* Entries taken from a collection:
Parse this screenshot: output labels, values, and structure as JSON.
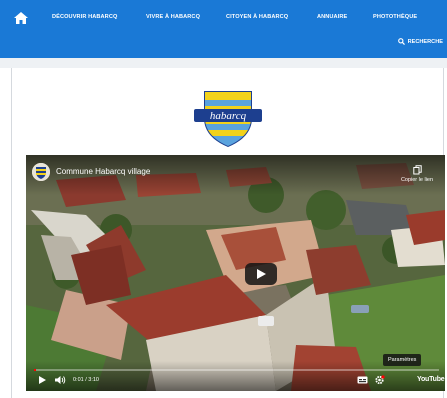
{
  "nav": {
    "home_icon": "home-icon",
    "items": [
      {
        "label": "DÉCOUVRIR HABARCQ"
      },
      {
        "label": "VIVRE À HABARCQ"
      },
      {
        "label": "CITOYEN À HABARCQ"
      },
      {
        "label": "ANNUAIRE"
      },
      {
        "label": "PHOTOTHÈQUE"
      }
    ],
    "search_label": "RECHERCHE",
    "color": "#1a79d6"
  },
  "logo": {
    "text": "habarcq"
  },
  "video": {
    "title": "Commune Habarcq village",
    "copy_link": "Copier le lien",
    "settings_tooltip": "Paramètres",
    "time": "0:01 / 3:10",
    "progress": 0.005,
    "brand": "YouTube"
  }
}
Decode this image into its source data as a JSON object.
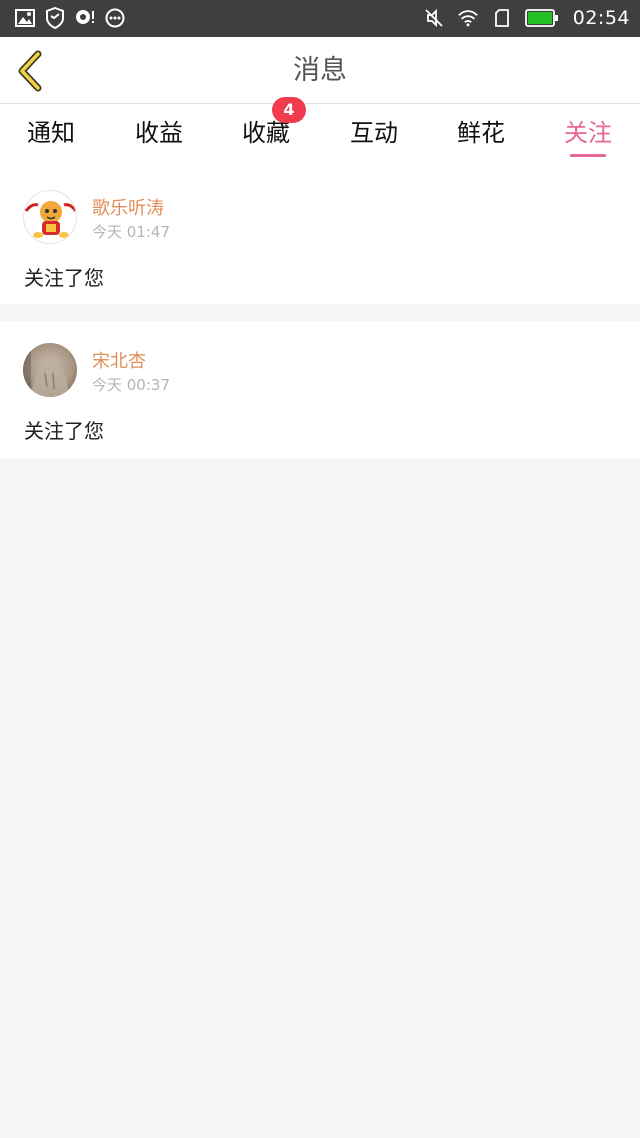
{
  "status_bar": {
    "time": "02:54",
    "battery_color": "#22c022"
  },
  "header": {
    "title": "消息"
  },
  "tabs": [
    {
      "label": "通知"
    },
    {
      "label": "收益"
    },
    {
      "label": "收藏",
      "badge": "4"
    },
    {
      "label": "互动"
    },
    {
      "label": "鲜花"
    },
    {
      "label": "关注",
      "active": true
    }
  ],
  "notifications": [
    {
      "username": "歌乐听涛",
      "time": "今天 01:47",
      "message": "关注了您"
    },
    {
      "username": "宋北杏",
      "time": "今天 00:37",
      "message": "关注了您"
    }
  ],
  "colors": {
    "accent": "#e8669a",
    "username": "#e0905a",
    "badge": "#f03c4c"
  }
}
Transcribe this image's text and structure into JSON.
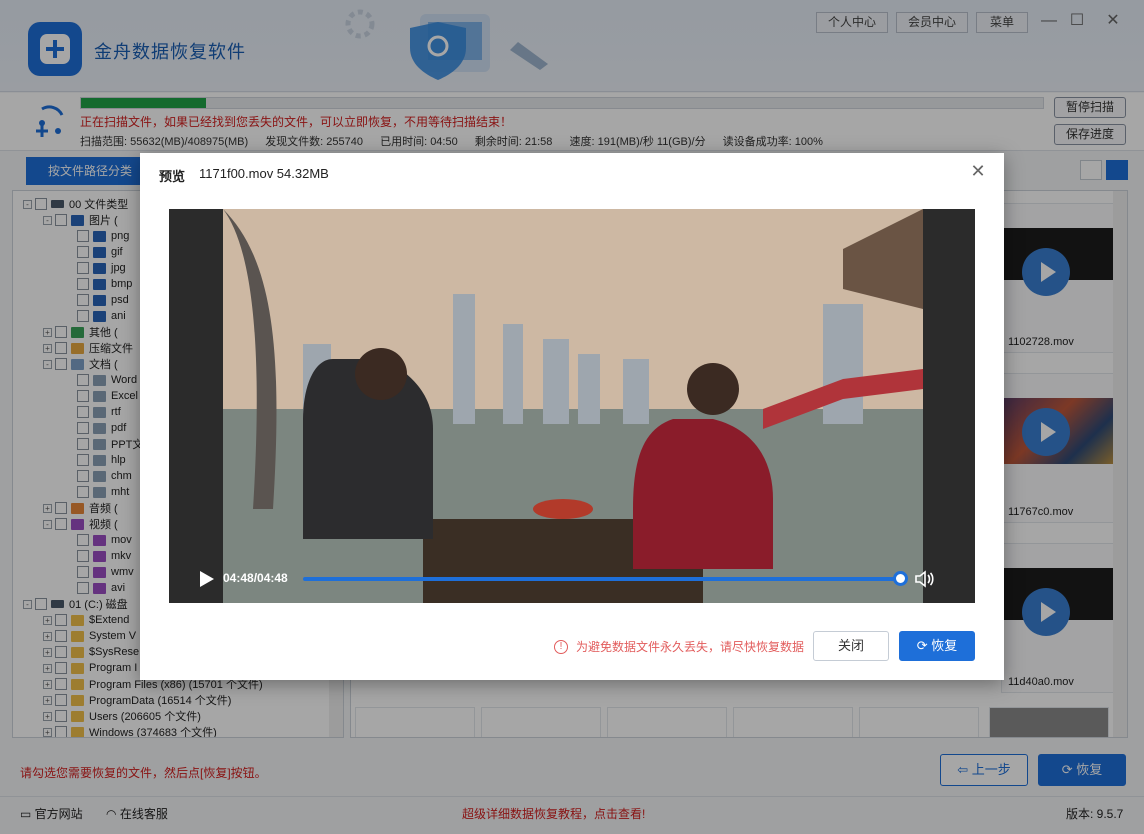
{
  "app": {
    "title": "金舟数据恢复软件",
    "top_buttons": [
      "个人中心",
      "会员中心",
      "菜单"
    ],
    "version": "版本: 9.5.7"
  },
  "scan": {
    "progress": 0.13,
    "message": "正在扫描文件，如果已经找到您丢失的文件，可以立即恢复，不用等待扫描结束！",
    "range": "扫描范围: 55632(MB)/408975(MB)",
    "found": "发现文件数: 255740",
    "elapsed": "已用时间: 04:50",
    "remaining": "剩余时间: 21:58",
    "speed": "速度: 191(MB)/秒  11(GB)/分",
    "success_rate": "读设备成功率: 100%",
    "pause_label": "暂停扫描",
    "save_label": "保存进度"
  },
  "tabs": {
    "active": "按文件路径分类"
  },
  "tree": [
    {
      "label": "00 文件类型",
      "depth": 0,
      "expander": "−",
      "icon": "drive"
    },
    {
      "label": "图片",
      "depth": 1,
      "expander": "−",
      "icon": "img",
      "suffix": "("
    },
    {
      "label": "png",
      "depth": 2,
      "icon": "img"
    },
    {
      "label": "gif",
      "depth": 2,
      "icon": "img"
    },
    {
      "label": "jpg",
      "depth": 2,
      "icon": "img"
    },
    {
      "label": "bmp",
      "depth": 2,
      "icon": "img"
    },
    {
      "label": "psd",
      "depth": 2,
      "icon": "img"
    },
    {
      "label": "ani",
      "depth": 2,
      "icon": "img"
    },
    {
      "label": "其他",
      "depth": 1,
      "expander": "+",
      "icon": "green",
      "suffix": "("
    },
    {
      "label": "压缩文件",
      "depth": 1,
      "expander": "+",
      "icon": "zip"
    },
    {
      "label": "文档",
      "depth": 1,
      "expander": "−",
      "icon": "doc",
      "suffix": "("
    },
    {
      "label": "Word",
      "depth": 2,
      "icon": "grey"
    },
    {
      "label": "Excel",
      "depth": 2,
      "icon": "grey"
    },
    {
      "label": "rtf",
      "depth": 2,
      "icon": "grey"
    },
    {
      "label": "pdf",
      "depth": 2,
      "icon": "grey"
    },
    {
      "label": "PPT文",
      "depth": 2,
      "icon": "grey"
    },
    {
      "label": "hlp",
      "depth": 2,
      "icon": "grey"
    },
    {
      "label": "chm",
      "depth": 2,
      "icon": "grey"
    },
    {
      "label": "mht",
      "depth": 2,
      "icon": "grey"
    },
    {
      "label": "音频",
      "depth": 1,
      "expander": "+",
      "icon": "audio",
      "suffix": "("
    },
    {
      "label": "视频",
      "depth": 1,
      "expander": "−",
      "icon": "video",
      "suffix": "("
    },
    {
      "label": "mov",
      "depth": 2,
      "icon": "video"
    },
    {
      "label": "mkv",
      "depth": 2,
      "icon": "video"
    },
    {
      "label": "wmv",
      "depth": 2,
      "icon": "video"
    },
    {
      "label": "avi",
      "depth": 2,
      "icon": "video"
    },
    {
      "label": "01 (C:) 磁盘",
      "depth": 0,
      "expander": "−",
      "icon": "drive"
    },
    {
      "label": "$Extend",
      "depth": 1,
      "expander": "+",
      "icon": "folder"
    },
    {
      "label": "System V",
      "depth": 1,
      "expander": "+",
      "icon": "folder"
    },
    {
      "label": "$SysRese",
      "depth": 1,
      "expander": "+",
      "icon": "folder"
    },
    {
      "label": "Program I",
      "depth": 1,
      "expander": "+",
      "icon": "folder"
    },
    {
      "label": "Program Files (x86)     (15701 个文件)",
      "depth": 1,
      "expander": "+",
      "icon": "folder"
    },
    {
      "label": "ProgramData     (16514 个文件)",
      "depth": 1,
      "expander": "+",
      "icon": "folder"
    },
    {
      "label": "Users     (206605 个文件)",
      "depth": 1,
      "expander": "+",
      "icon": "folder"
    },
    {
      "label": "Windows     (374683 个文件)",
      "depth": 1,
      "expander": "+",
      "icon": "folder"
    }
  ],
  "thumbs": [
    {
      "name": "1102728.mov",
      "kind": "dark"
    },
    {
      "name": "11767c0.mov",
      "kind": "image"
    },
    {
      "name": "11d40a0.mov",
      "kind": "dark"
    }
  ],
  "bottom": {
    "hint": "请勾选您需要恢复的文件，然后点[恢复]按钮。",
    "prev_label": "上一步",
    "recover_label": "恢复",
    "site_label": "官方网站",
    "service_label": "在线客服",
    "promo": "超级详细数据恢复教程，点击查看!"
  },
  "preview": {
    "title": "预览",
    "file": "1171f00.mov 54.32MB",
    "time": "04:48/04:48",
    "position": 1.0,
    "warning": "为避免数据文件永久丢失，请尽快恢复数据",
    "close_label": "关闭",
    "recover_label": "恢复"
  },
  "colors": {
    "accent": "#1e6fd9",
    "progress": "#1fa447",
    "alert": "#d32020"
  }
}
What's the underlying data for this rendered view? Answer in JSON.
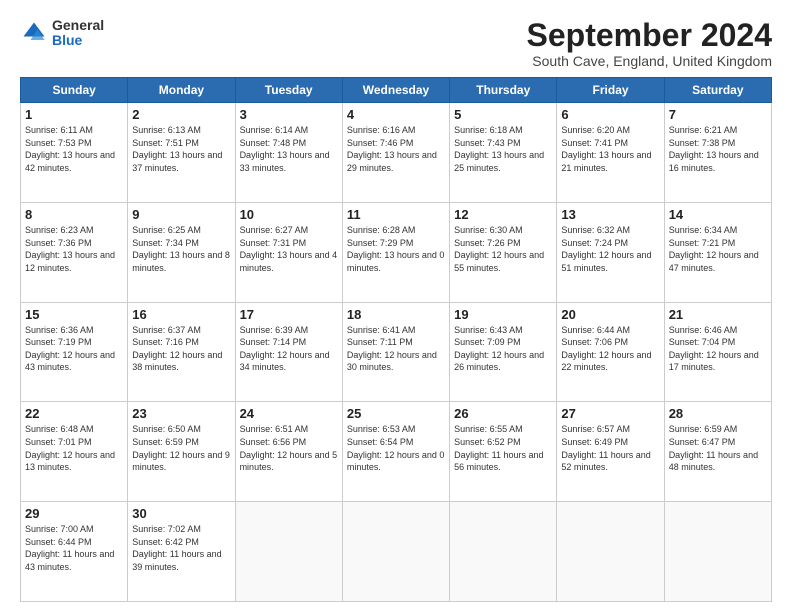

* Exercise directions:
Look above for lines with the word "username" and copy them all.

* Response to the exercise:
      "username": "歌乐听涛",
      "username": "宋北杏",
    "username": "#e0905a",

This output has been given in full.